After Saturday’s successful final launch of a United Launch Alliance Delta II in California, the venerable rocket is being retired, and the final vehicle will be displayed at the Kennedy Space Center Visitor Complex, the spacecraft provider announced.

“The Delta II rocket has been a venerable workhorse for NASA and civilian scientists, the U.S. military, and commercial clients throughout its almost 30 years of service,” Tory Bruno, ULA president and CEO, stated in a news release. “This program comes to a close with the final launch of NASA’s ICESat-2, but its legacy will continue, and the Visitor Complex will help us keep the story of the success of this much-revered rocket in the hearts and minds of the public.”

The final Delta II in stock, 125 feet tall, will be set up in the KSC Visitor Complex Rocket Garden, alongside other rockets that have brought everything from astronauts to satellites into space over the past 60 years.

The final launch of a Delta II, the 154th successful mission for the rocket, took place Saturday from Vandenberg Air Force Base in California, carrying the ICESat-2 plus four miniature “CubeSats,” including one from the University of Central Flordia, into orbit.

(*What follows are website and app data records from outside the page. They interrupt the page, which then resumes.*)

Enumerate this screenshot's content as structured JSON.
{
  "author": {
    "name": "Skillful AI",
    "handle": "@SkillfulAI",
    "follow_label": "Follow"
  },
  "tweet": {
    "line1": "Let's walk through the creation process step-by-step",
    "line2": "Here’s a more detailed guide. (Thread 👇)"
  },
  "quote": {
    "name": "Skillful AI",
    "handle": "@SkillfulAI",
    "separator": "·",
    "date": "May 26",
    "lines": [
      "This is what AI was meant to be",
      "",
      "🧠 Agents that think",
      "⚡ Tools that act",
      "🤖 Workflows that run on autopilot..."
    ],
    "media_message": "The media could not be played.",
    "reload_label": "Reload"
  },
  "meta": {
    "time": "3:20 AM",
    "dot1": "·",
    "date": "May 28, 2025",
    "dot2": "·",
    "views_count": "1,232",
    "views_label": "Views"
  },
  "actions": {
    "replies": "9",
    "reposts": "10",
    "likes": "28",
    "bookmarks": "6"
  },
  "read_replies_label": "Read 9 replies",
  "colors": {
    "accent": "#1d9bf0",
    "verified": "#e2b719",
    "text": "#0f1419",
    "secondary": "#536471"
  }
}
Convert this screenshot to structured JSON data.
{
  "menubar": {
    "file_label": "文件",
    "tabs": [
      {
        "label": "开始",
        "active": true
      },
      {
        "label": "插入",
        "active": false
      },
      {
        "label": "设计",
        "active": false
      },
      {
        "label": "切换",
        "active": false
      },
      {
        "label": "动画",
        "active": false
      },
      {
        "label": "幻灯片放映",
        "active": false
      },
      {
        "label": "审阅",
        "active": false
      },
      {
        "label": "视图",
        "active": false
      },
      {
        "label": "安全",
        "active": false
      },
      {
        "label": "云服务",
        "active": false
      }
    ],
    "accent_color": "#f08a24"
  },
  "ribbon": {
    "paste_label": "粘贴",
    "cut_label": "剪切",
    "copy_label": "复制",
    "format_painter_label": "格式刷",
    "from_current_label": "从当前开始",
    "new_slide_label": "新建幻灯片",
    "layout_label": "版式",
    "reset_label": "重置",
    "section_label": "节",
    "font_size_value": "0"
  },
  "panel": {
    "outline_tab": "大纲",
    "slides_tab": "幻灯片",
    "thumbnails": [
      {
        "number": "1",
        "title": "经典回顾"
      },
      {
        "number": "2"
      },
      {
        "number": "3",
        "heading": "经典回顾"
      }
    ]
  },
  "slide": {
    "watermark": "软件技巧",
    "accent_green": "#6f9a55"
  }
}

The maiden Delta II took flight on Valentine’s Day in 1989, successfully delivering the first operational GPS satellite into space. Its resume includes several trips to Mars as well as the planet-hunting Kepler, the twin lunar-orbiting GRAIL spacecraft, 48 GPS satellites and numerous commercial imaging and communications satellites.